    On a separate note, I've been toying with the idea of a “bigotry for beginners” post, inspired by the “binary choice” thread, but that would take some time to put together. What do you think?

  • casualobserver

    See now, there you go again (who said that?)……I know shtick is your thing……..but you are reinforcing negativism and avoiding positiv-ism. So, there's a gun to your head and you have to pull the lever for a new POTUS tomorrow and Obama isn't running……..who's your choice?

  • dduck12

    Carly Fiorina, Tim Pawlenty, Colin Powell, Bloomberg, Brett Favre.

  • ProfElwood

    I don't care what adjectives you tack on him, I'll still take Ron Paul. What you call paranoia I call gutsy honesty. Besides, if you're going against every powerful special interest in and outside of Washington DC, a little paranoia might come in handy.

    It's not paranoia if they really are out to get you!

  • dduck12
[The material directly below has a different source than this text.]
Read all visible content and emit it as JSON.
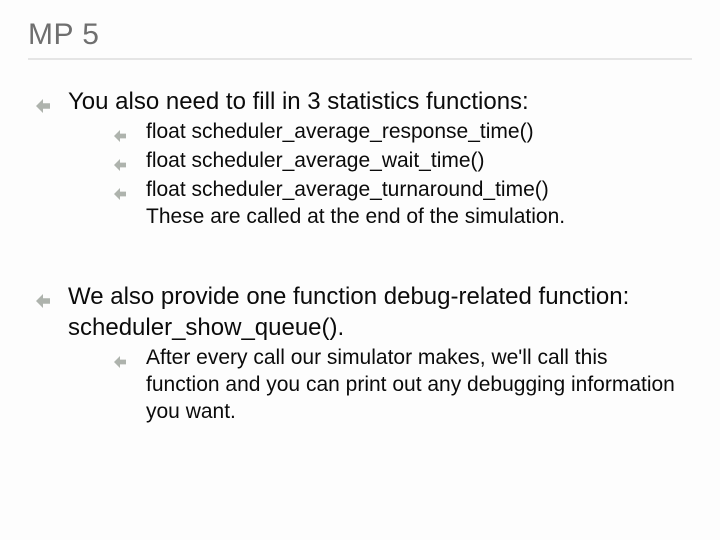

    RP could be the the smartest guy in government. But is he electable with a non-telegenic persona?
    I don't think so. Unfortunately, he is short with whiny presentation and a scratchy voice. But if Claudius could become Caesar, than I suppose it's possible.